#### Stored data
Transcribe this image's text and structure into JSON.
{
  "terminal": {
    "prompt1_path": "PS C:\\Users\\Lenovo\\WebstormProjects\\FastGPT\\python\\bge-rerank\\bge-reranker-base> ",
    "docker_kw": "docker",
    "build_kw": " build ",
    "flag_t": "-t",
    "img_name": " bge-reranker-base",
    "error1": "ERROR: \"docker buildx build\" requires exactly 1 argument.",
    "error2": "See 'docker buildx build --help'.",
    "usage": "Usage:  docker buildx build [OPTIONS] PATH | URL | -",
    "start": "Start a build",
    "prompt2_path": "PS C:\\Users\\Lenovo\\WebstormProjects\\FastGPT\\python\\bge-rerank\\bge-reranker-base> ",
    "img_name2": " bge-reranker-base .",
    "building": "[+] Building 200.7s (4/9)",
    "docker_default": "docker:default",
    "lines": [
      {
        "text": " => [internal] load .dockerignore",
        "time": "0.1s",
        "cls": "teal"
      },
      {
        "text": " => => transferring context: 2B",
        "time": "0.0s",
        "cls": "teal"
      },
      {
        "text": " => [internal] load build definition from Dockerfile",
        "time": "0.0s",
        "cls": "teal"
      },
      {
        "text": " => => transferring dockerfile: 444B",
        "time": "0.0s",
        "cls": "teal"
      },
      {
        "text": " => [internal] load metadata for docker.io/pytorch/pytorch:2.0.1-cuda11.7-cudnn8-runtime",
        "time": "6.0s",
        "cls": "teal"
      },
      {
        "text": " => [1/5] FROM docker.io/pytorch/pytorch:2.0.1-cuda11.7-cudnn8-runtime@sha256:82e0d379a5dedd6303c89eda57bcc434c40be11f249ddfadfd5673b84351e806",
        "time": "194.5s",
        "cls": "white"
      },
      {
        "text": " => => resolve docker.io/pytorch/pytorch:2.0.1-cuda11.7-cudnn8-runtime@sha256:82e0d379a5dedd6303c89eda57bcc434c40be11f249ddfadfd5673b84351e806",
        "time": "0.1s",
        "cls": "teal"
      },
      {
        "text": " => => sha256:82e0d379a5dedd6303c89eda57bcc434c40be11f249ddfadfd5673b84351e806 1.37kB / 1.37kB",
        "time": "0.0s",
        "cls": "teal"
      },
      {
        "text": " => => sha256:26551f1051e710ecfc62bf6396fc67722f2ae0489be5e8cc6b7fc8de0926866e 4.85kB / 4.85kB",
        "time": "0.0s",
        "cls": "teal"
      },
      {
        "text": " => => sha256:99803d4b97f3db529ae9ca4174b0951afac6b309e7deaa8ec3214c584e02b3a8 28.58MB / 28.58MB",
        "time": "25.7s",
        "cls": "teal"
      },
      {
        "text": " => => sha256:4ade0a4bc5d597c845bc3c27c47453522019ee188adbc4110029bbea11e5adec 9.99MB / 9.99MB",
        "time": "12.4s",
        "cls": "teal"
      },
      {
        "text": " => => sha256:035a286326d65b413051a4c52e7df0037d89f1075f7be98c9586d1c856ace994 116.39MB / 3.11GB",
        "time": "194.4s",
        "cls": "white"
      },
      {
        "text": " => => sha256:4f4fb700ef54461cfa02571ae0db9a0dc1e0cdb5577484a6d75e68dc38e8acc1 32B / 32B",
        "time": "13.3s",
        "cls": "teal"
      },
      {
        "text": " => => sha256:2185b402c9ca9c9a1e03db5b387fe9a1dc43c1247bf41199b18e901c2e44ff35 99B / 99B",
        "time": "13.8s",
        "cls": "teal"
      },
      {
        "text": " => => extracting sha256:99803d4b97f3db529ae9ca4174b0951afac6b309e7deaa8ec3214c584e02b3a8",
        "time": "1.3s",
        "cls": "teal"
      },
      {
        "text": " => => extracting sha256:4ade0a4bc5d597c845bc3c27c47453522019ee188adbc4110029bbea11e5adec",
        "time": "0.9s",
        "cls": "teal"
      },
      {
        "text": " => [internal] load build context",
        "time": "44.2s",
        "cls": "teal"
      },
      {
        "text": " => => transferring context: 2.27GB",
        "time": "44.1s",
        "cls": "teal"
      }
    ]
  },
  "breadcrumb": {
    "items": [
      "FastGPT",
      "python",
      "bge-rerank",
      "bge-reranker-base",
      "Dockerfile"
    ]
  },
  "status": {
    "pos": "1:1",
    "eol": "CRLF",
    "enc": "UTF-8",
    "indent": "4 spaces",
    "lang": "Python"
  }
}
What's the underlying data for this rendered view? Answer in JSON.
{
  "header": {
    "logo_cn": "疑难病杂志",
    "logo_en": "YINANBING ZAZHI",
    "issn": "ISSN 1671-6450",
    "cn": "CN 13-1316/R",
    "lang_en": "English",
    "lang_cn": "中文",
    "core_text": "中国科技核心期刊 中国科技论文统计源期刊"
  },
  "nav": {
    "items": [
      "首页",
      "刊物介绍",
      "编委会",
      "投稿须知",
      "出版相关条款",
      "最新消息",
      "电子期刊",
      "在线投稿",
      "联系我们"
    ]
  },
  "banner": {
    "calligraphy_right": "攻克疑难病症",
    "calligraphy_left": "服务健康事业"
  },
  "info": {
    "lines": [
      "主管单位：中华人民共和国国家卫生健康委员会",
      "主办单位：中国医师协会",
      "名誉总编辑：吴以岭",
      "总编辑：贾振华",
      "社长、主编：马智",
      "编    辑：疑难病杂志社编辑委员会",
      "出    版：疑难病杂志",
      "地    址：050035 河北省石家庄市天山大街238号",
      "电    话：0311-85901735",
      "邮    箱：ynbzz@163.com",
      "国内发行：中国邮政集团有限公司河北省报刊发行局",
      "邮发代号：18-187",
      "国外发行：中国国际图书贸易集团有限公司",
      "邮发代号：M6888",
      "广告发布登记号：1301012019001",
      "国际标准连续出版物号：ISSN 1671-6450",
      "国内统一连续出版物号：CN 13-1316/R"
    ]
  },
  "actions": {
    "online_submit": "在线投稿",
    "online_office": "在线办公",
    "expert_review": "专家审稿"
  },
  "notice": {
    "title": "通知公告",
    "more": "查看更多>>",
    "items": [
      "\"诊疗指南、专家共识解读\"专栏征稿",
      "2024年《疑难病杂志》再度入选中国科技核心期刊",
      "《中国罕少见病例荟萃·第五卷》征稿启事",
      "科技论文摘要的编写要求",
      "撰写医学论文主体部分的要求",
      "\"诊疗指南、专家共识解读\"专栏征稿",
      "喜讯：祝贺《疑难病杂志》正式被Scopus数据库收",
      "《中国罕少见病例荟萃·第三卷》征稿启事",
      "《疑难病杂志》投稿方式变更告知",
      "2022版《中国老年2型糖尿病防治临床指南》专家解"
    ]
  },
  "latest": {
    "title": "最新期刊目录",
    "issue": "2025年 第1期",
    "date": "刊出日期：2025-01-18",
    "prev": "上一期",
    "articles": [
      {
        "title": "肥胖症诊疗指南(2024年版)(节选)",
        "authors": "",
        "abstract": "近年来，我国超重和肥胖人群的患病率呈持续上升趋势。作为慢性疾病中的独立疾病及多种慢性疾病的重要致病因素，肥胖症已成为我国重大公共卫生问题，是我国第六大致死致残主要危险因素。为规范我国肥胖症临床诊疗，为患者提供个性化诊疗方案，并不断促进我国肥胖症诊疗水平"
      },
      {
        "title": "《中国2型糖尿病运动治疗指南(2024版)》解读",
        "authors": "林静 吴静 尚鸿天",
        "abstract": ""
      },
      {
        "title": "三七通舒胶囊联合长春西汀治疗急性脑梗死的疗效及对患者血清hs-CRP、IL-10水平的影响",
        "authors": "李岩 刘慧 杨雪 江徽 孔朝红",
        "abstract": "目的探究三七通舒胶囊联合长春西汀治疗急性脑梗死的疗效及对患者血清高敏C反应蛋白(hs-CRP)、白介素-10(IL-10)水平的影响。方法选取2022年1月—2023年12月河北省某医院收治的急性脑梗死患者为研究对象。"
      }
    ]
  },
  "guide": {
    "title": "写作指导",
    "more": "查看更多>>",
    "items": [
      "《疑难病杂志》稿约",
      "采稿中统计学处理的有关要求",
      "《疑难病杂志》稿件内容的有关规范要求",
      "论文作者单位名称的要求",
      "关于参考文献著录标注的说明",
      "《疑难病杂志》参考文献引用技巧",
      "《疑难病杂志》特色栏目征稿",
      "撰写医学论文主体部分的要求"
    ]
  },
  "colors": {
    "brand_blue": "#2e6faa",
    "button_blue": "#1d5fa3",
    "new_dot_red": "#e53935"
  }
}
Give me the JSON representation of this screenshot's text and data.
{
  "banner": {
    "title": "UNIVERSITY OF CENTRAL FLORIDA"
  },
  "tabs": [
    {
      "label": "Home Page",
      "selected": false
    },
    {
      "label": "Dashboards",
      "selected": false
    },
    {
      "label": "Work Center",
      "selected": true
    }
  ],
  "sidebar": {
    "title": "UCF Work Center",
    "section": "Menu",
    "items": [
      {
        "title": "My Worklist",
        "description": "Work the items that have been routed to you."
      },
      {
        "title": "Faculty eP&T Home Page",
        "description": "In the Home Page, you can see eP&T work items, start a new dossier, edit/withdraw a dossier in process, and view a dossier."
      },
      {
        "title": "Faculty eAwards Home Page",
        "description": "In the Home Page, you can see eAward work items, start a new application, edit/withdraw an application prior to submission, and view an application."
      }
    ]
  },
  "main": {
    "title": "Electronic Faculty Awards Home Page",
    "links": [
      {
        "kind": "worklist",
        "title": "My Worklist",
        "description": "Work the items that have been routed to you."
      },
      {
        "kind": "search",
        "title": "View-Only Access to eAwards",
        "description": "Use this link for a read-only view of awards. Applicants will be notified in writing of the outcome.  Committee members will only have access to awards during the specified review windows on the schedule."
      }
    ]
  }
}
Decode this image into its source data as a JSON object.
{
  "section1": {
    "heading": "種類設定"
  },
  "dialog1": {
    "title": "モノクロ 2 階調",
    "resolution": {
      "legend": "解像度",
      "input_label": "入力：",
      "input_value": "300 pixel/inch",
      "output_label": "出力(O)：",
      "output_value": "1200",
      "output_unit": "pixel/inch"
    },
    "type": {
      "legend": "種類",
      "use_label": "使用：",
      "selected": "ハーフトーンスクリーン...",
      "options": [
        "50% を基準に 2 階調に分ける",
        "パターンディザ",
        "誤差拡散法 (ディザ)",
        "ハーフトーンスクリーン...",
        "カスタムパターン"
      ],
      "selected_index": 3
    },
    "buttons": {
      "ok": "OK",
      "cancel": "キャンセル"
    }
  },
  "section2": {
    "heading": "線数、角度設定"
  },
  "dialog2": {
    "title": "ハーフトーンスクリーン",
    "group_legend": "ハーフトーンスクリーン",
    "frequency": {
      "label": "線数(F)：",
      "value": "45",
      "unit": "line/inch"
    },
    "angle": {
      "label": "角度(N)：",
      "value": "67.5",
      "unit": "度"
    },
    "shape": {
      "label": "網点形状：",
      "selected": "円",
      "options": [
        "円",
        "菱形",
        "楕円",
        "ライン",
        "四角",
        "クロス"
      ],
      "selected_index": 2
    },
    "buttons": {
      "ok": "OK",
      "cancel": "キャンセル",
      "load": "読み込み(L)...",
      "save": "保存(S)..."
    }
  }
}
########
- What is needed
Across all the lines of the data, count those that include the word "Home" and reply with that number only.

- Exercise response
6